I am sure I wanted this flower/plant to carry with it enough depth of field to hold sharpness on the front layer of the subject. I managed to do that with an f stop of 14, and a zoom lens set at 195mm. I am quite sure that the focal length was used to narrow down the background to an unobtrusive section of grasses. They were also quite a distance in the background and that helped. I doubt anything I could have done would make this photo top level in my files, but I did do my job just the same. A fairly unattractive plant in a somewhat unattractive surrounding became palatable because of my knowledge and experience.
Some days you’re a technician of sorts, some days an artist, and on the best of days you are both.
Pearls of Wisdom
Those of you who know me, also know that I love photographing dewy orb webs. They take more patience than anything I ever did in photography, as I tore many a web, and knocked the dew off many more before I caught the knack (and patience) to move verrrrrrrry slowwwwwwly and carefully with both my body, and my tripod.
I don’t specifically remember the morning I created the web picture that you see below, but I did a great job (if I do say so) in making a careful, thoughtful composition. The only problem is, the silhouette of the stem of a plant left of center, is obnoxiously interrupting my, or better said nature’s thoughtful composition. The answer is of course a simple, crop.
The vertical comp also an excellent, rhythmic feeling to it. The less defined plant silhouettes that still live in varied parts of the picture frame, not only do not bother me, but they add a little nice variation to the overall image.
Photography is about details and macro photography is “especially” about details.
Keep it Simple
What do you do when you are driving through the mountains and you see a low hanging group of clouds, and the distant sunrise beginning to creep towards those mountains? Well you almost trash the car getting stopped, and trip over your tripod as you run for a location to make pictures.
I have shared before, more powerful images that were created that same morning but a little before this one while the light was more spectacular, but today is about examining all sides of things.
This is the sort of image that would have been on a postcard many years ago. Today, even postcard pictures have pretty high expectations. I did not use a graduated filter in this image, deciding to keep it simple. There is still detail in the foreground trees and that’s about all you can ask for a straight up image. Not the most powerful picture I have made, and I may not share it again, but I’ll keep it just the same.
Photographs can be records of our lives, or they can be deeply personal memories.
Going Against Popular Wisdom
I am going to break every rule for a photographer who’s sharing pictures with the world, and leave you with an image that was a failure.
This picture was created in the month of May in the Colorado Rockies. My friend and I spotted (how could you miss it) this peak which was covered in its entirely with a thick layer of snow. Top to bottom, the entire peak. We stopped even though we were busy making time (miles). We gave ourselves maybe 4 minutes.
Conifers that could be used as a silhouette, a mix of blue sky and white clouds, and of course that mountain.

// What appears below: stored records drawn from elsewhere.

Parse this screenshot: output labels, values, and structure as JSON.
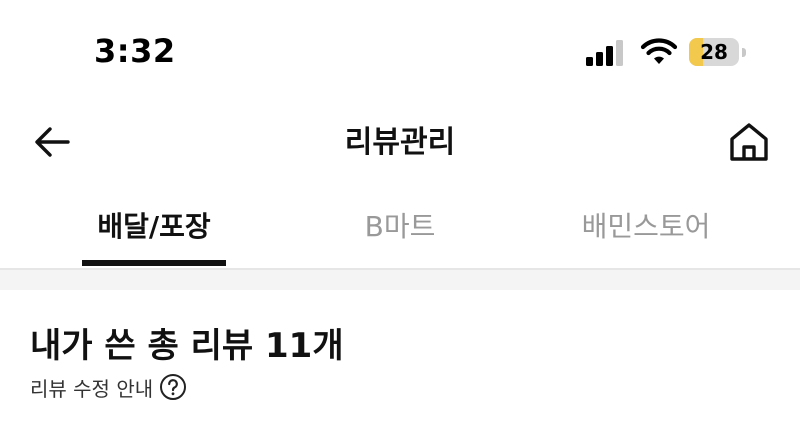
{
  "status_bar": {
    "time": "3:32",
    "battery_level": "28",
    "battery_fraction": 0.28,
    "icons": [
      "cellular-signal-icon",
      "wifi-icon",
      "battery-icon"
    ],
    "battery_fill_color": "#f2c94c"
  },
  "nav_bar": {
    "title": "리뷰관리",
    "left_icon": "arrow-left-icon",
    "right_icon": "home-icon"
  },
  "tabs": [
    {
      "label": "배달/포장",
      "active": true
    },
    {
      "label": "B마트",
      "active": false
    },
    {
      "label": "배민스토어",
      "active": false
    }
  ],
  "content": {
    "review_total": "내가 쓴 총 리뷰 11개",
    "review_guide": "리뷰 수정 안내",
    "review_guide_icon": "question-circle-icon"
  }
}
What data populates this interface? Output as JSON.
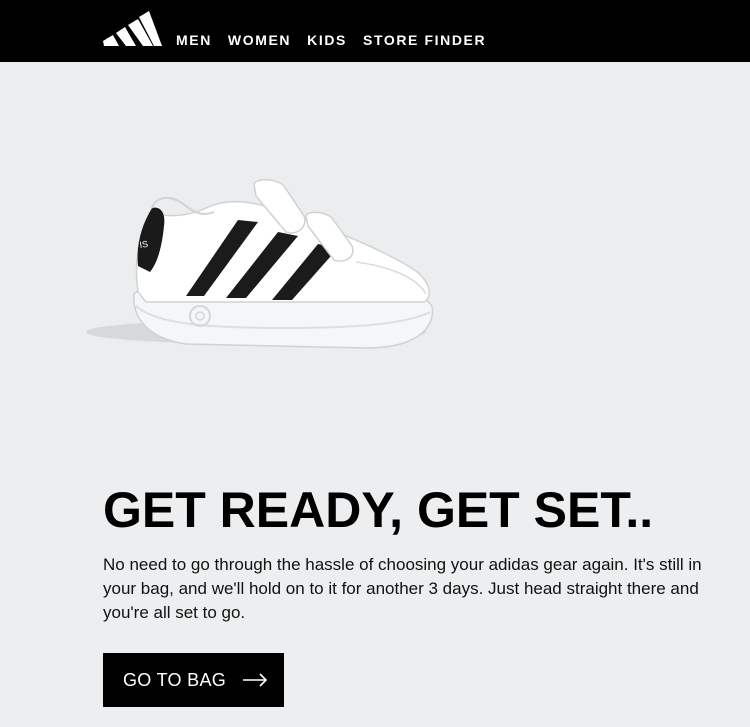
{
  "header": {
    "logo_icon": "adidas-logo-icon",
    "nav": [
      {
        "label": "MEN"
      },
      {
        "label": "WOMEN"
      },
      {
        "label": "KIDS"
      },
      {
        "label": "STORE FINDER"
      }
    ]
  },
  "hero": {
    "image_icon": "sneaker-product-image"
  },
  "content": {
    "headline": "GET READY, GET SET..",
    "body": "No need to go through the hassle of choosing your adidas gear again. It's still in your bag, and we'll hold on to it for another 3 days. Just head straight there and you're all set to go."
  },
  "cta": {
    "label": "GO TO BAG",
    "icon": "arrow-right-icon"
  },
  "colors": {
    "header_bg": "#000000",
    "page_bg": "#eceeef",
    "button_bg": "#000000",
    "text": "#000000"
  }
}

A nice combination of subjects.
In this picture, I did not get the right balance of cloud and blue sky. This despite the fact that those clouds were moving quickly and giving us a lot of compositional choices. I do not like my balance between the trees and the summit or the peak. The only two things I like about this photo is the fact that I chose a vertical composition, and of course the subject itself was wonderful.

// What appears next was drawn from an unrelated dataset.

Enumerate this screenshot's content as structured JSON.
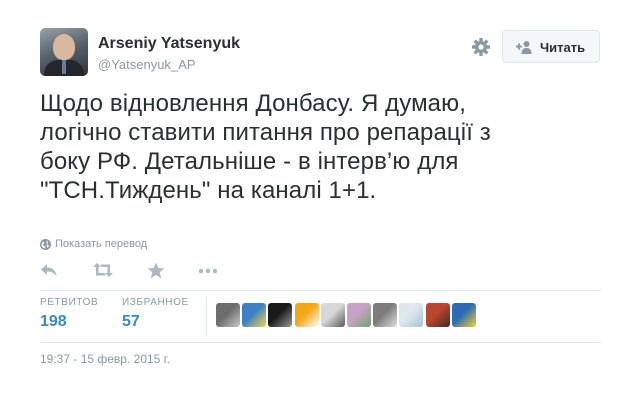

Would fifteen minutes longer affected our journey? I doubt it. If only we could have do-overs!
The Good & The Bad both Have Value
We can all learn things from other photographers, but I do wish successful photographers were more willing to share their failures as well as their successes. People learn as much from failures as they do from success, and every single photographer, yes all of them, do at times fail.
In education, winners and losers are both winners when it comes to tools for teaching.
Happy Trails, Wayne